▸ **Source material**
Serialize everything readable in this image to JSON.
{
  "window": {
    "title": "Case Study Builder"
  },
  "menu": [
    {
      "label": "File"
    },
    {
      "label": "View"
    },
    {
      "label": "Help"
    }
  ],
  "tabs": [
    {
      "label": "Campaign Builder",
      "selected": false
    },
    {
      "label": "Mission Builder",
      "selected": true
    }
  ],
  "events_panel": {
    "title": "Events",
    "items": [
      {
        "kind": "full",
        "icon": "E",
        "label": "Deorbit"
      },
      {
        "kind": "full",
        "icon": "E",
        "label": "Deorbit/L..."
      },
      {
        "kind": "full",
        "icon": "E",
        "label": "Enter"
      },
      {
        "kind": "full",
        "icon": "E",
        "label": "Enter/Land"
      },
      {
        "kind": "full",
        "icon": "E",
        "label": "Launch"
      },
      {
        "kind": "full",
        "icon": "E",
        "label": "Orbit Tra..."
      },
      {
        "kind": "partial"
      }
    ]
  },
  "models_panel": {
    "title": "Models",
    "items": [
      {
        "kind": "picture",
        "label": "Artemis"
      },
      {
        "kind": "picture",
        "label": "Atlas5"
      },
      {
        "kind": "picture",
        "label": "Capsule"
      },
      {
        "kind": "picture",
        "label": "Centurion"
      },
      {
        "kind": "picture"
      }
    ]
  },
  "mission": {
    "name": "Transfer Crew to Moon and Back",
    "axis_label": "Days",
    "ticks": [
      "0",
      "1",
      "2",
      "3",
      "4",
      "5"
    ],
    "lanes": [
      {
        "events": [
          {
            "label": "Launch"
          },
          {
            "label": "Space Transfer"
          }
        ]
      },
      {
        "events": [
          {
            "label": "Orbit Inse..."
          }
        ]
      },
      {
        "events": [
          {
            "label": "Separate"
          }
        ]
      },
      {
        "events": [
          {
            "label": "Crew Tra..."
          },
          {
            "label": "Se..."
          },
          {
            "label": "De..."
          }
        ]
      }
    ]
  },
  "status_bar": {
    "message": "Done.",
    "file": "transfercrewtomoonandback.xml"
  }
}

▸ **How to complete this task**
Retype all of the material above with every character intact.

▸ **Response**
Serialize everything readable in this image to JSON.
{
  "window": {
    "title": "Case Study Builder"
  },
  "menu": [
    {
      "label": "File"
    },
    {
      "label": "View"
    },
    {
      "label": "Help"
    }
  ],
  "tabs": [
    {
      "label": "Campaign Builder",
      "selected": false
    },
    {
      "label": "Mission Builder",
      "selected": true
    }
  ],
  "events_panel": {
    "title": "Events",
    "items": [
      {
        "kind": "full",
        "icon": "E",
        "label": "Deorbit"
      },
      {
        "kind": "full",
        "icon": "E",
        "label": "Deorbit/L..."
      },
      {
        "kind": "full",
        "icon": "E",
        "label": "Enter"
      },
      {
        "kind": "full",
        "icon": "E",
        "label": "Enter/Land"
      },
      {
        "kind": "full",
        "icon": "E",
        "label": "Launch"
      },
      {
        "kind": "full",
        "icon": "E",
        "label": "Orbit Tra..."
      },
      {
        "kind": "partial"
      }
    ]
  },
  "models_panel": {
    "title": "Models",
    "items": [
      {
        "kind": "picture",
        "label": "Artemis"
      },
      {
        "kind": "picture",
        "label": "Atlas5"
      },
      {
        "kind": "picture",
        "label": "Capsule"
      },
      {
        "kind": "picture",
        "label": "Centurion"
      },
      {
        "kind": "picture"
      }
    ]
  },
  "mission": {
    "name": "Transfer Crew to Moon and Back",
    "axis_label": "Days",
    "ticks": [
      "0",
      "1",
      "2",
      "3",
      "4",
      "5"
    ],
    "lanes": [
      {
        "events": [
          {
            "label": "Launch"
          },
          {
            "label": "Space Transfer"
          }
        ]
      },
      {
        "events": [
          {
            "label": "Orbit Inse..."
          }
        ]
      },
      {
        "events": [
          {
            "label": "Separate"
          }
        ]
      },
      {
        "events": [
          {
            "label": "Crew Tra..."
          },
          {
            "label": "Se..."
          },
          {
            "label": "De..."
          }
        ]
      }
    ]
  },
  "status_bar": {
    "message": "Done.",
    "file": "transfercrewtomoonandback.xml"
  }
}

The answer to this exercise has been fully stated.